The boat, affectionately known as the vomit ferry, goes from Baku, in Azerbaijan, to Turkmenbashi, in Turkmenistan. The train goes from Van, Turkey, to Sarakhs, Iran – it would take about two days and I would be able to get the transit visa for the trip I think. If I take the boat, I will not be able to cycle across Turkmenistan, as the distances are too great for the five day transit visa we can get (any other visa requires a guide and hotels etc). The bonus of the boat though, is it leaves from Baku, so I would be able to cross Georgia and Azerbaijan at least before I head for Central Asia. If I took the train, this would almost certainly preclude me from going to Georgia or Armenia. As all of the border crossings between Turkey and Armenia are closed, there’s no loop I could do that would allow me to go though all three countries then get back to Van easily – I’d have to totally retrace my steps and it’s not a short trip. Since I’m not going to be able to travel in Iran, I am planning to take some extra time in Istanbul to explore – either a few weeks or a month – which will allow the Turkish climate to improve a little before we head off.

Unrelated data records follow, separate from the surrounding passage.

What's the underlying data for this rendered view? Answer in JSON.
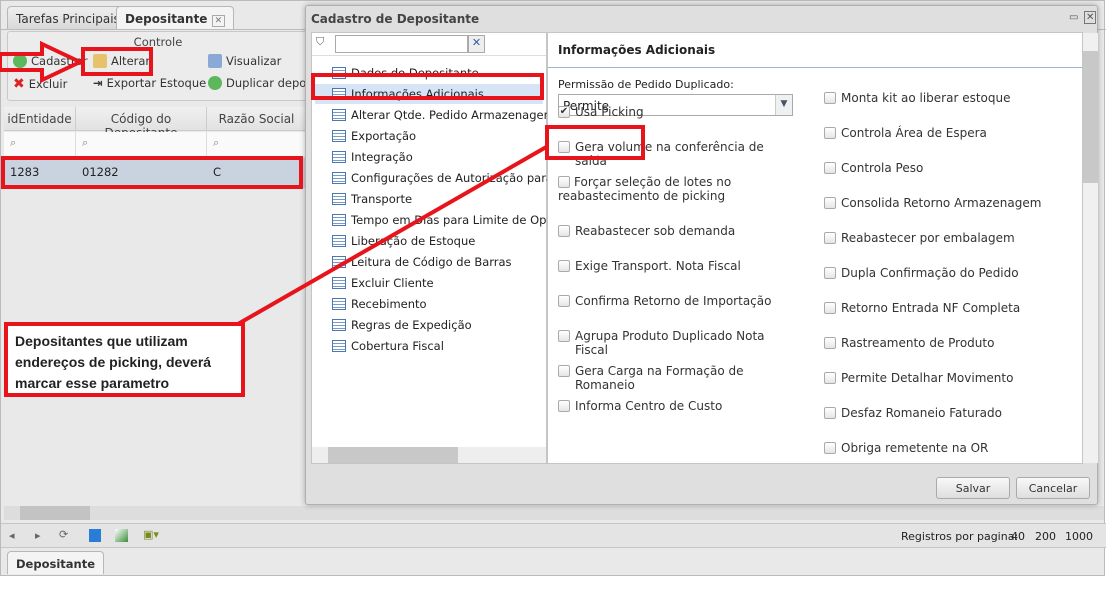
{
  "tabs": [
    {
      "label": "Tarefas Principais"
    },
    {
      "label": "Depositante"
    }
  ],
  "toolbar": {
    "group_title": "Controle",
    "cadastrar": "Cadastrar",
    "alterar": "Alterar",
    "visualizar": "Visualizar",
    "excluir": "Excluir",
    "exportar": "Exportar Estoque",
    "duplicar": "Duplicar depositante"
  },
  "grid": {
    "columns": [
      "idEntidade",
      "Código do Depositante",
      "Razão Social"
    ],
    "rows": [
      [
        "1283",
        "01282",
        "C"
      ]
    ]
  },
  "pager": {
    "label": "Registros por pagina:",
    "sizes": [
      "40",
      "200",
      "1000"
    ]
  },
  "bottom_tab": "Depositante",
  "dialog": {
    "title": "Cadastro de Depositante",
    "filter_value": "",
    "tree": [
      "Dados do Depositante",
      "Informações Adicionais",
      "Alterar Qtde. Pedido Armazenagem",
      "Exportação",
      "Integração",
      "Configurações de Autorização para Bloqueio",
      "Transporte",
      "Tempo em Dias para Limite de Operação",
      "Liberação de Estoque",
      "Leitura de Código de Barras",
      "Excluir Cliente",
      "Recebimento",
      "Regras de Expedição",
      "Cobertura Fiscal"
    ],
    "section_title": "Informações Adicionais",
    "select_label": "Permissão de Pedido Duplicado:",
    "select_value": "Permite",
    "left_checks": [
      {
        "label": "Usa Picking",
        "checked": true
      },
      {
        "label": "Gera volume na conferência de saída",
        "checked": false
      },
      {
        "label": "Forçar seleção de lotes no reabastecimento de picking",
        "checked": false
      },
      {
        "label": "Reabastecer sob demanda",
        "checked": false
      },
      {
        "label": "Exige Transport. Nota Fiscal",
        "checked": false
      },
      {
        "label": "Confirma Retorno de Importação",
        "checked": false
      },
      {
        "label": "Agrupa Produto Duplicado Nota Fiscal",
        "checked": false
      },
      {
        "label": "Gera Carga na Formação de Romaneio",
        "checked": false
      },
      {
        "label": "Informa Centro de Custo",
        "checked": false
      }
    ],
    "right_checks": [
      {
        "label": "Monta kit ao liberar estoque",
        "checked": false
      },
      {
        "label": "Controla Área de Espera",
        "checked": false
      },
      {
        "label": "Controla Peso",
        "checked": false
      },
      {
        "label": "Consolida Retorno Armazenagem",
        "checked": false
      },
      {
        "label": "Reabastecer por embalagem",
        "checked": false
      },
      {
        "label": "Dupla Confirmação do Pedido",
        "checked": false
      },
      {
        "label": "Retorno Entrada NF Completa",
        "checked": false
      },
      {
        "label": "Rastreamento de Produto",
        "checked": false
      },
      {
        "label": "Permite Detalhar Movimento",
        "checked": false
      },
      {
        "label": "Desfaz Romaneio Faturado",
        "checked": false
      },
      {
        "label": "Obriga remetente na OR",
        "checked": false
      }
    ],
    "save": "Salvar",
    "cancel": "Cancelar"
  },
  "annotation": {
    "text": "Depositantes que utilizam endereços de picking, deverá marcar esse parametro",
    "color": "#e8141c"
  }
}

Anyway, enough logistical problems, tomorrow we should have a solid day of riding. The roads should be flat all the way to Larisa and then the day after that we should have the chance to see Mt Olympus. It will be nice to get back onto flat ground after a week of hills, so I’m looking forward to seeing how the legs go.